── MATERIAL PROVIDED ──

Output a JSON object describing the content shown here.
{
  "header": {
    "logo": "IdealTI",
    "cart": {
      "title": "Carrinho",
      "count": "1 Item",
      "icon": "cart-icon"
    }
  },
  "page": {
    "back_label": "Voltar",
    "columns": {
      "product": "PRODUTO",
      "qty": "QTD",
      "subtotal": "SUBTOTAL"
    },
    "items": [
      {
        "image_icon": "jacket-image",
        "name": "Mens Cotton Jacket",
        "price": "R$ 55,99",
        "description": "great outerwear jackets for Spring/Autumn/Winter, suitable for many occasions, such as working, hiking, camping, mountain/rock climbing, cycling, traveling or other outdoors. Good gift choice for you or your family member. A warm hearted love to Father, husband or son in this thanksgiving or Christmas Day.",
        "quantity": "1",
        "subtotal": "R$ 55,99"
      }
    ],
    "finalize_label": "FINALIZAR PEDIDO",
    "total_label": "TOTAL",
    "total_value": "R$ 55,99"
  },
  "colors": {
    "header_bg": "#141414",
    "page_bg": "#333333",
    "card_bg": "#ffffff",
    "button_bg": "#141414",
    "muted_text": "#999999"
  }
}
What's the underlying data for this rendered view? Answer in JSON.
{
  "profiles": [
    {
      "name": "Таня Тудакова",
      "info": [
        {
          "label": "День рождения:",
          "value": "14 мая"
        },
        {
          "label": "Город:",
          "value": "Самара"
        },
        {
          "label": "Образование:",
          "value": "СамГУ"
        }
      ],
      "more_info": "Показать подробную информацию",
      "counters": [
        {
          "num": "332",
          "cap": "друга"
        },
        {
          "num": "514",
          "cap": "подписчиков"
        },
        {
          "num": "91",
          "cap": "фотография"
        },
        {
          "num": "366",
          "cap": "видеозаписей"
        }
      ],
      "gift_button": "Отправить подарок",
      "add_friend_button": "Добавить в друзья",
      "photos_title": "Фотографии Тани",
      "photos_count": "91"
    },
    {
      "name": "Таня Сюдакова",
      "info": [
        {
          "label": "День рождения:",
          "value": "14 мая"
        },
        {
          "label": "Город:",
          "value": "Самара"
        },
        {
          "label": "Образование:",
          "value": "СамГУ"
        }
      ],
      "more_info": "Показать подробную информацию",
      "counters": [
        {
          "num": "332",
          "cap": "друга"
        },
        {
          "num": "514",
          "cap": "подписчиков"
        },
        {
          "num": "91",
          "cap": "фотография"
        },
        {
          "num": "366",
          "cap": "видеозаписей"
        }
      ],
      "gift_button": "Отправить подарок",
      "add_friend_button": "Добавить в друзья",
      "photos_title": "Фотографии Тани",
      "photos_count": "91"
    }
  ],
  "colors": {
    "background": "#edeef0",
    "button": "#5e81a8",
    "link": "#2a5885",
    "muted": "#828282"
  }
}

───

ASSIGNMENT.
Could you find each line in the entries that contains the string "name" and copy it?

ANSWER FOR THE TASK.
        "name": "Mens Cotton Jacket",
      "name": "Таня Тудакова",
      "name": "Таня Сюдакова",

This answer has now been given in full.